Problem:
Each line shown below should be copied exactly.
Extracted data below:
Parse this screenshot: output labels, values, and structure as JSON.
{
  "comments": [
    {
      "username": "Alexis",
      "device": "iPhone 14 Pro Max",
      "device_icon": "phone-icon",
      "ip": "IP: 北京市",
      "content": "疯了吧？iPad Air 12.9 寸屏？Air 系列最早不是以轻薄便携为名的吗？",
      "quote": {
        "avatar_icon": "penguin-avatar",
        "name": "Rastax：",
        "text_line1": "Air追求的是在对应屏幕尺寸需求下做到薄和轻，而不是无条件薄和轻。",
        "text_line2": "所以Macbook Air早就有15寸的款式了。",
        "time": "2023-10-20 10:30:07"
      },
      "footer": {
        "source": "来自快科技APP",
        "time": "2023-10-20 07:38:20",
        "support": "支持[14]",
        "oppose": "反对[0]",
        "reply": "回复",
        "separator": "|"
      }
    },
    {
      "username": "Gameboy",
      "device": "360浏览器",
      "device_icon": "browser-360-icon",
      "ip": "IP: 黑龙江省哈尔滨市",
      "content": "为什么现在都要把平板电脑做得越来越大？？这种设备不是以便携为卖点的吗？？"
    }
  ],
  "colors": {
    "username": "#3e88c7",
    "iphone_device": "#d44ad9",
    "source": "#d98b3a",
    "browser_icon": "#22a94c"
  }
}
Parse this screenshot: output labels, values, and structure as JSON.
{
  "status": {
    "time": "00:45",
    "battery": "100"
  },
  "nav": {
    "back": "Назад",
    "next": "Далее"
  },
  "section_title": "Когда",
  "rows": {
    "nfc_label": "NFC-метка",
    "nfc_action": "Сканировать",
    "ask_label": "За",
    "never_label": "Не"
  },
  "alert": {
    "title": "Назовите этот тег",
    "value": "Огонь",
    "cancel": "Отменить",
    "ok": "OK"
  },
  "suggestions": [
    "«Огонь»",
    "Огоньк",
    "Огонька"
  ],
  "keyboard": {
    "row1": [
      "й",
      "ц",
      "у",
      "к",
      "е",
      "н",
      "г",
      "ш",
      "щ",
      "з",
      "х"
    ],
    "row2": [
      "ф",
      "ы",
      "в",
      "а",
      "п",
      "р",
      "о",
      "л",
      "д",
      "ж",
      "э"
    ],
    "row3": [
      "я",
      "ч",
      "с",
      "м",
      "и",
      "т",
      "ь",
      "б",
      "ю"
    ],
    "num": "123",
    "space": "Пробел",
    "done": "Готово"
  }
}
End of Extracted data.
Written response:
Parse this screenshot: output labels, values, and structure as JSON.
{
  "comments": [
    {
      "username": "Alexis",
      "device": "iPhone 14 Pro Max",
      "device_icon": "phone-icon",
      "ip": "IP: 北京市",
      "content": "疯了吧？iPad Air 12.9 寸屏？Air 系列最早不是以轻薄便携为名的吗？",
      "quote": {
        "avatar_icon": "penguin-avatar",
        "name": "Rastax：",
        "text_line1": "Air追求的是在对应屏幕尺寸需求下做到薄和轻，而不是无条件薄和轻。",
        "text_line2": "所以Macbook Air早就有15寸的款式了。",
        "time": "2023-10-20 10:30:07"
      },
      "footer": {
        "source": "来自快科技APP",
        "time": "2023-10-20 07:38:20",
        "support": "支持[14]",
        "oppose": "反对[0]",
        "reply": "回复",
        "separator": "|"
      }
    },
    {
      "username": "Gameboy",
      "device": "360浏览器",
      "device_icon": "browser-360-icon",
      "ip": "IP: 黑龙江省哈尔滨市",
      "content": "为什么现在都要把平板电脑做得越来越大？？这种设备不是以便携为卖点的吗？？"
    }
  ],
  "colors": {
    "username": "#3e88c7",
    "iphone_device": "#d44ad9",
    "source": "#d98b3a",
    "browser_icon": "#22a94c"
  }
}
Parse this screenshot: output labels, values, and structure as JSON.
{
  "status": {
    "time": "00:45",
    "battery": "100"
  },
  "nav": {
    "back": "Назад",
    "next": "Далее"
  },
  "section_title": "Когда",
  "rows": {
    "nfc_label": "NFC-метка",
    "nfc_action": "Сканировать",
    "ask_label": "За",
    "never_label": "Не"
  },
  "alert": {
    "title": "Назовите этот тег",
    "value": "Огонь",
    "cancel": "Отменить",
    "ok": "OK"
  },
  "suggestions": [
    "«Огонь»",
    "Огоньк",
    "Огонька"
  ],
  "keyboard": {
    "row1": [
      "й",
      "ц",
      "у",
      "к",
      "е",
      "н",
      "г",
      "ш",
      "щ",
      "з",
      "х"
    ],
    "row2": [
      "ф",
      "ы",
      "в",
      "а",
      "п",
      "р",
      "о",
      "л",
      "д",
      "ж",
      "э"
    ],
    "row3": [
      "я",
      "ч",
      "с",
      "м",
      "и",
      "т",
      "ь",
      "б",
      "ю"
    ],
    "num": "123",
    "space": "Пробел",
    "done": "Готово"
  }
}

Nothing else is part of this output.